I have suffered from anxiety since the 7th grade. If there’s anything to make middle school even less tolerable for an uncool kid with bad hair, it’s a panic attack (where you feel like you’re dying) in the middle of math class.
In the twenty years since I had that first bout of anxiety (I’ll let you do the calculations on how old that makes me), I’ve learned how to live with it. I’ve figured out what medications work best for me; I see a therapist who helps me get healthier every week; I’ve mastered meditation to coach myself through a particularly bad attack; and, perhaps most importantly, I have made peace with the fact that it’s something that’s a part of me.
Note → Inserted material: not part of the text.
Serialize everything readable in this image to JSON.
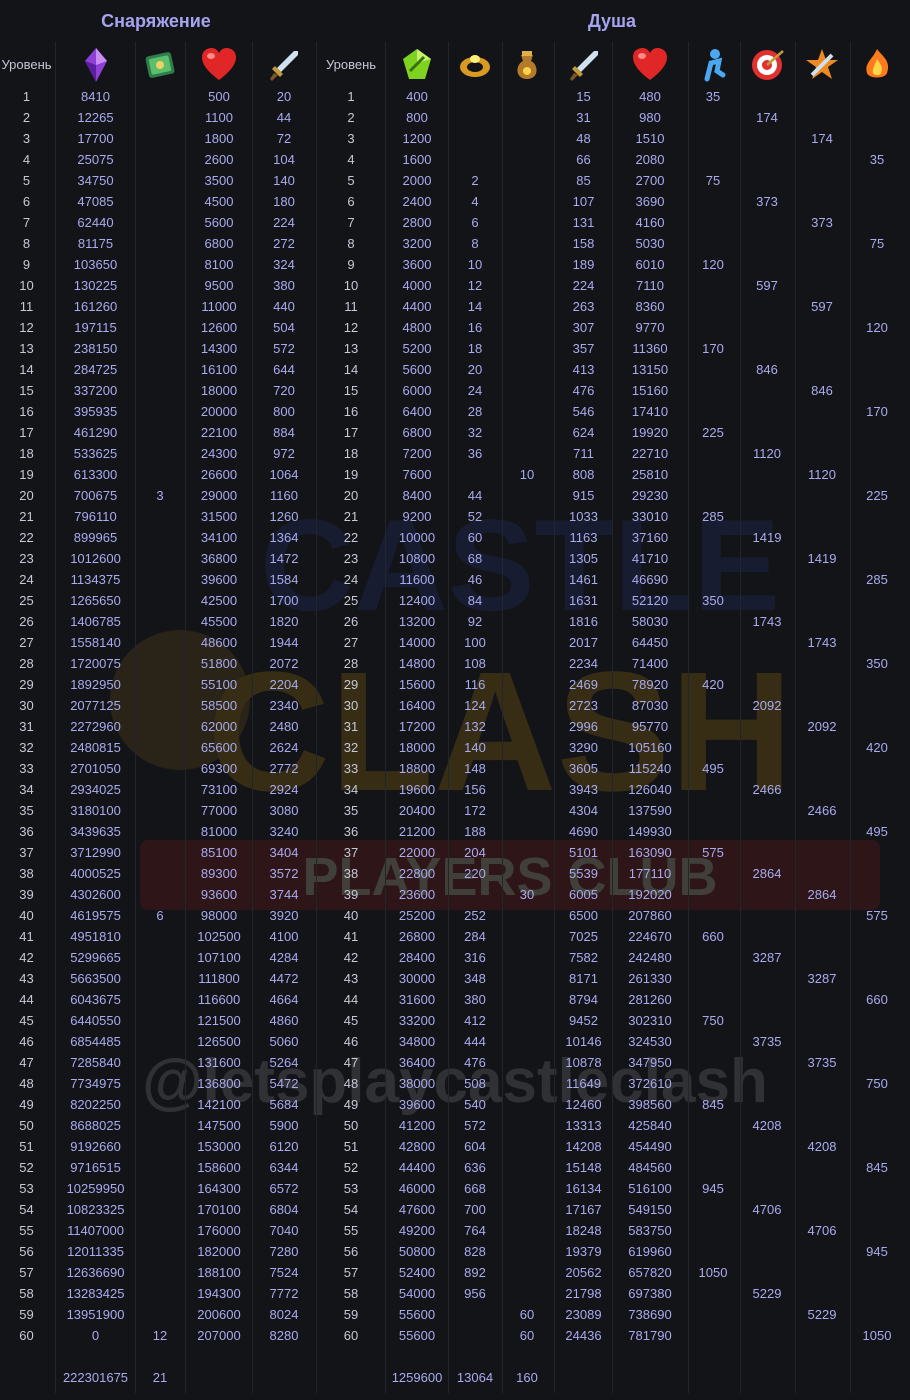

But even with these invaluable tools at my disposal, including the support of those around me, anxiety—especially when fueled by depression (which I also suffer from, which means I get TWO CHIPS on the mental health bingo card)—can be utterly devastating.
This past year, I suffered the worst bout of depression and anxiety in my entire life. I would go through terrifying, isolating phases of being sad, scared, and downright lost in my own mind. On particularly bad days, I considered it a victory if I could make it to the shower or answer the door for the delivery guy.
But I fought—oh, did I fight. Even when I felt hopeless, I was determined to find my way out of the crushing abyss. Then, slowly, day-by-day, things began to change. I felt pieces of my personality come back. I had the urge to go explore the world around me, and I let people back in.
As my heart and mind began to wake up, I knew it was time to do something I’d longed to do for ages—get a dog. I have always loved dogs, but because I never felt I had the time or resources to take care of one, I opted to wait. But, with the determination to keep fighting anxiety and depression and live my best life, it was time.
I met Ruby (previously named Prim) at the Philadelphia Animal Welfare Society (PAWS) on a fateful Thursday. I had actually gone to meet another dog (don’t tell Ruby!) but when we weren’t a good fit, I asked to meet the scruffy, tiny Wire Hair Fox Terrier/Chihuahua mix who was found as a stray.
To say that I hadn’t felt joy in nearly a year would be an understatement. I spent the better part of 2016 in a fog of anxiety and depression, and even when I tried to feel pleasure in things, it was forced or dull.
But when Ruby—with her funny little trot and wagging tail made her way over to me and stood on her hind legs to greet me—I felt actual happiness. I knew, in my heart, that this would be my first dog.
I also knew that having a dog would be a responsibility, and that the rewards would be worth whatever hardship and stress having a dog brings. Since the day I adopted her, Ruby has made my life better in ways I never expected, particularly when it came to managing my depression and anxiety.
During the minutes, hours, or even days when I feel all the terrible feelings that come along with my disorder, I know I have to take Ruby for a walk. And she loves her walks. She moves her tiny little legs as fast as she can to sniff flowers or greet other dogs in the neighborhood or simply do her business. For a dog that once lived on the street, she has no fear and enjoys everything around her.
Walks with Ruby provide routine. It reminds me that I am responsible for giving her the healthy and happy life she deserves. Walking Ruby gets me out of my own head, and gives me an enjoyable task to focus on. With Ruby by my side, I feel protected from the world around me. She takes her walk, and I, in turn, get out and get moving right along with her.
It’s not just our walks that help me, though. As a bona fide cuddler, Ruby snuggles up with me, and I feel comforted when, just months before, I would have been inconsolable. On those days where my self-esteem feels low or I have doubts about myself, my hilariously runty and good-natured pup jumps with joy to see me and give me kisses.
Ruby hasn’t “fixed” my anxiety and depression—it’s something I will work through my entire life. My dog has, however, has reminded me that those dark places are always worth coming out of—that love, whether it’s for yourself or for your dog, is a force more powerful than anything else.